Posted on October 24, 2003
For those thinking of building a mini-itx project, I've summarised the process below:
1) Come up with a good idea
2) Recognize that the good idea actually sucks
3) Come up with a great idea
4) Spend 3 days surfing the internet for parts
5) Realize Velcro will work better than 90% of those parts
6) Make 10 trips to the hardware store for the wrong size screws, nuts and bolts
7) Burn out the motor on your dremel
8) Repeat steps 1-7 for each portion of the project

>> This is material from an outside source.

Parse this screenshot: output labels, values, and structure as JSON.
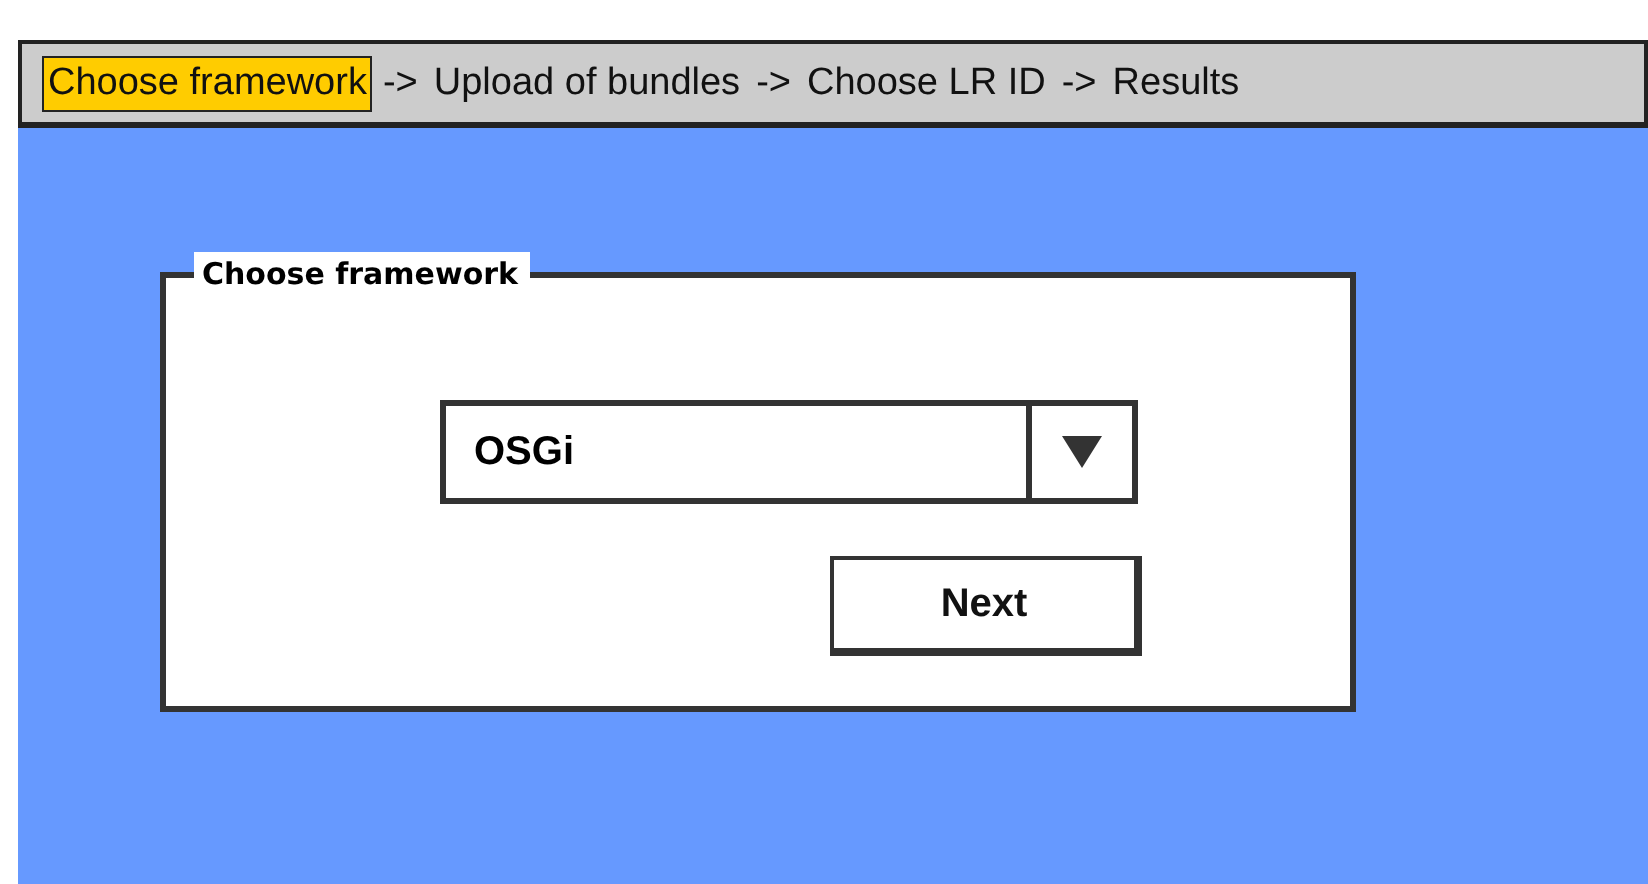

I noticed several years ago how much better a party was when you had a massive hard drive full of MP3s to DJ from instead of a pile of badly organized cds. This was no problem when the party was at my house, but what to do when its somewhere else? Moving a whole PC setup across town (or cross-country) was too much trouble. I considered getting a laptop, but they seemed too expensive, have small hard drives, and aren't upgradable. Then I stumbled upon Mini-ITX.com <cue church music>.
I was very impressed with the Lunchbox PC. Compact. Stylish. It didn't look like an insane amount of work. As I shopped around for the right box (Underdog, Hong Kong Phooey, etc) and measured out what I wanted to put inside it, I realized a lunchbox wasn't going to be large enough. Even if I managed to squeeze in a dvd player, I'd still need to carry around something to put the mouse, keyboard, and power cables in.
I spent the next 2 weeks critically examining any object bigger than a lunchbox, but smaller than a PC. Finally, wandering through a thrift store, I found it - a vintage Osh-Kosh vanity case. It was perfect - sturdy construction, plenty of room, portable, retro stylish, and slightly absurd.
The lid was begging to have a monitor built into it. Not wanting to spend a fortune, I was about to buy a crummy 5" playstation monitor when I came across this 10.5" LCD for $100, which fit the lid precisely. As an interesting bonus, the monitor is powered from its own pci card -saving me the trouble of another wiring connection.
I stripped the LCD panel out of its casing and screwed it to the lid. The bezel was cut out of Lexan, masked, and painted blue.
Now it was time to break out the dremel and cut holes for the various ports. You'll notice from the photo that I didn't do the best job here. It turns out the reason the luggage is so sturdy is because the walls are made out of 1/8" hardwood - which made it difficult to get the motherboard and the holes lined up. I cut a hole in the front for ventilation intake, and one in the back for the power plug.
Here's a shot of the motherboard installed.
The more observant among you will have noticed notice 2 large slots cut out above the standard ports. One of these is for the DVD player. The other is for an AVI All-in-Wonder VE video card. Why did I need another video card (considering I already had 2)? During early testing using a video projector, I noticed that while the M-9000 plays MP3s with no difficulty, it was excruciatingly slow at running Winamp's Milkdrop visualizations. Now, I really like funky lights with my music, so adding a video card with better 3D graphics became a high priority.